I'm interested in your feedback.
The public relations metrics "Outputs, Outtakes and Outcomes" were mentioned briefly at the recent eMetrics DC conference - but only briefly.
As it turns out, using the PR 3 Outs is water under the bridge. It just doesn't work in the social media, Web 2.0 world.
In his November 2007 post, Let’s put Outputs, Outtakes and Outcomes in the Outhouse, Don Bartholomew suggests
What we need is a metrics taxonomy that is easier to understand and explain. Perhaps simple and descriptive enough that we could skip the need for explanation altogether. I propose the following three terms:
- Exposure - to what degree have we created exposure to materials and message?
- Influence - the degree to which exposure has influenced perceptions and attitudes
- Action - as a result of the public relations effort, what actions if any has the target taken?

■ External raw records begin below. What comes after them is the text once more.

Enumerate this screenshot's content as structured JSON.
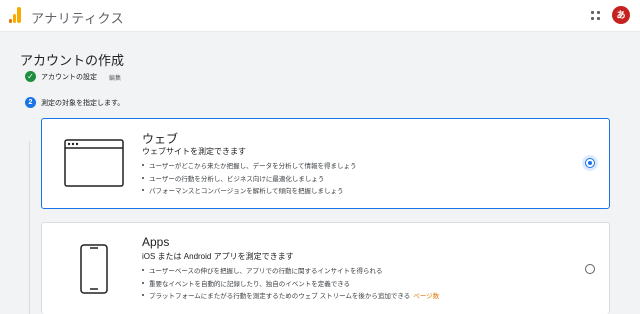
{
  "header": {
    "app_title": "アナリティクス",
    "avatar_text": "あ"
  },
  "page": {
    "title": "アカウントの作成"
  },
  "steps": [
    {
      "number": "✓",
      "label": "アカウントの設定",
      "action": "編集",
      "state": "done"
    },
    {
      "number": "2",
      "label": "測定の対象を指定します。",
      "state": "active"
    }
  ],
  "options": [
    {
      "title": "ウェブ",
      "subtitle": "ウェブサイトを測定できます",
      "bullets": [
        "ユーザーがどこから来たか把握し、データを分析して情報を得ましょう",
        "ユーザーの行動を分析し、ビジネス向けに最適化しましょう",
        "パフォーマンスとコンバージョンを解析して傾向を把握しましょう"
      ],
      "icon": "browser-window-icon",
      "selected": true
    },
    {
      "title": "Apps",
      "subtitle": "iOS または Android アプリを測定できます",
      "bullets": [
        "ユーザーベースの伸びを把握し、アプリでの行動に関するインサイトを得られる",
        "重要なイベントを自動的に記録したり、独自のイベントを定義できる",
        "プラットフォームにまたがる行動を測定するためのウェブ ストリームを後から追加できる"
      ],
      "learn_more": "ページ数",
      "icon": "smartphone-icon",
      "selected": false
    }
  ],
  "colors": {
    "accent": "#1a73e8",
    "success": "#1e8e3e",
    "logo_orange": "#f9ab00",
    "link_orange": "#e37400"
  }
}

Don builds on this thought in the subsequent post, A New Model for Social (and traditional) Media Measurement, where he presents the following social media metrics model:
Jason Falls takes it a step further in his post, What Is The ROI For Social Media?, when he says
The problem with trying to determine ROI for social media is you are trying to put numeric quantities around human interactions and conversations, which are not quantifiable.
In this post, Jason includes an interview with Katie Delahaye Paine which is highlights the difficulty of measuring ROI in social media:
For several years, I've been using the following stairstep graphic to visualize how we are trying to engage people in the online space.
You see, World Resources Institute is all about turning ideas into action. We work at the intersection of environment and human needs to provide solutions for a sustainable world.
The basic idea of the following visualization is that we move people from satisfaction with us in general to ownership of our ideas (which then become integrated with their ideas).
I guess it gets down to value - who values us and our content. Value can be shown in many ways and the more engaged a person becomes the more valuable we and our work become.
And the quickest way to create value is to create relationship.
Some basic metrics that work for me to date include:
- Who I'm talking with (and who is talking with me)
- Posts by others that link to our content
- Comments, forwards, retweets, embeds, bookmarks, diggs
- Trends in joins, follows, fans, friends